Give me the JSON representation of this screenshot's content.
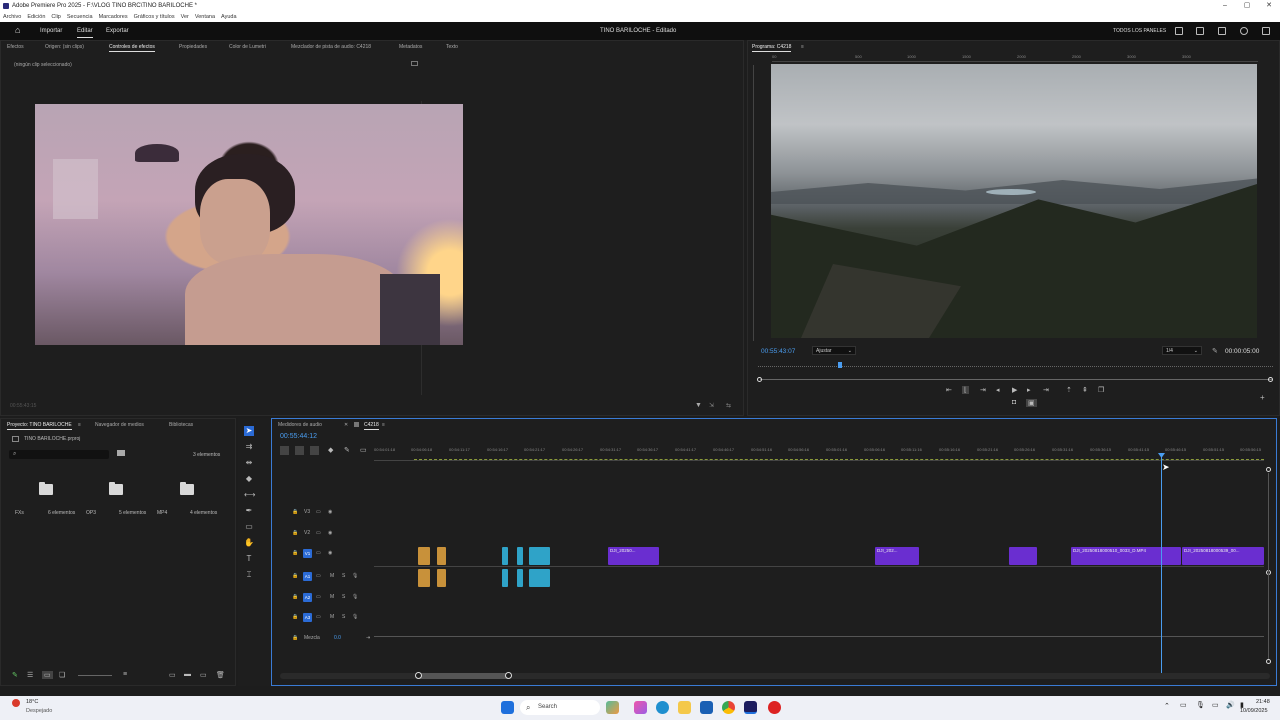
{
  "window": {
    "title": "Adobe Premiere Pro 2025 - F:\\VLOG TINO BRC\\TINO BARILOCHE *"
  },
  "menu": [
    "Archivo",
    "Edición",
    "Clip",
    "Secuencia",
    "Marcadores",
    "Gráficos y títulos",
    "Ver",
    "Ventana",
    "Ayuda"
  ],
  "appbar": {
    "tabs": [
      "Importar",
      "Editar",
      "Exportar"
    ],
    "project_title": "TINO BARILOCHE - Editado",
    "all_panels": "TODOS LOS PANELES"
  },
  "source_panel": {
    "tabs": [
      "Efectos",
      "Origen: (sin clips)",
      "Controles de efectos",
      "Propiedades",
      "Color de Lumetri",
      "Mezclador de pista de audio: C4218",
      "Metadatos",
      "Texto"
    ],
    "status": "(ningún clip seleccionado)",
    "timecode": "00:55:43:15"
  },
  "program": {
    "tab": "Programa: C4218",
    "timecode": "00:55:43:07",
    "fit": "Ajustar",
    "resolution": "1/4",
    "duration": "00:00:05:00",
    "ruler": [
      "00",
      "500",
      "1000",
      "1500",
      "2000",
      "2500",
      "3000",
      "3500"
    ]
  },
  "project": {
    "tabs": [
      "Proyecto: TINO BARILOCHE",
      "Navegador de medios",
      "Bibliotecas"
    ],
    "file": "TINO BARILOCHE.prproj",
    "count": "3 elementos",
    "folders": [
      {
        "name": "FXs",
        "count": "6 elementos"
      },
      {
        "name": "OP3",
        "count": "5 elementos"
      },
      {
        "name": "MP4",
        "count": "4 elementos"
      }
    ]
  },
  "timeline": {
    "tabs": [
      "Medidores de audio",
      "C4218"
    ],
    "timecode": "00:55:44:12",
    "ruler": [
      "00:54:01:18",
      "00:54:06:18",
      "00:54:11:17",
      "00:54:16:17",
      "00:54:21:17",
      "00:54:26:17",
      "00:54:31:17",
      "00:54:36:17",
      "00:54:41:17",
      "00:54:46:17",
      "00:54:51:16",
      "00:54:56:16",
      "00:55:01:16",
      "00:55:06:16",
      "00:55:11:16",
      "00:55:16:16",
      "00:55:21:16",
      "00:55:26:16",
      "00:55:31:16",
      "00:55:36:15",
      "00:55:41:15",
      "00:55:46:15",
      "00:55:51:15",
      "00:55:56:15"
    ],
    "tracks": [
      "V3",
      "V2",
      "V1",
      "A1",
      "A2",
      "A3"
    ],
    "mix_label": "Mezcla",
    "mix_value": "0.0",
    "clips": {
      "c1": "DJI_20250...",
      "c2": "DJI_202...",
      "c3": "DJI_20250818000510_0033_D.MP4",
      "c4": "DJI_20250818000539_00..."
    }
  },
  "taskbar": {
    "weather_temp": "18°C",
    "weather_desc": "Despejado",
    "search": "Search",
    "time": "21:48",
    "date": "10/09/2025"
  }
}
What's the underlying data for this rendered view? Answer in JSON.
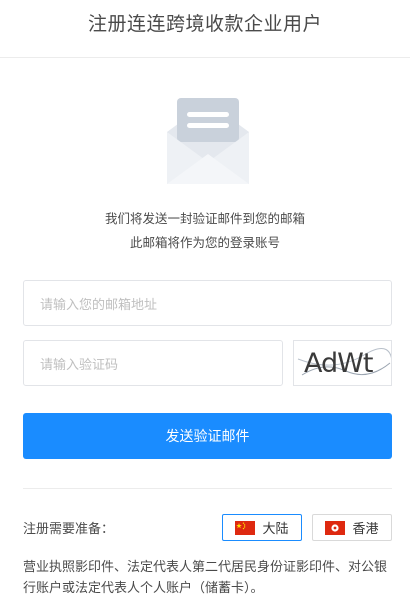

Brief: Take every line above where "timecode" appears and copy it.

Exercise output:
    "timecode": "00:55:43:15"
    "timecode": "00:55:43:07",
    "timecode": "00:55:44:12",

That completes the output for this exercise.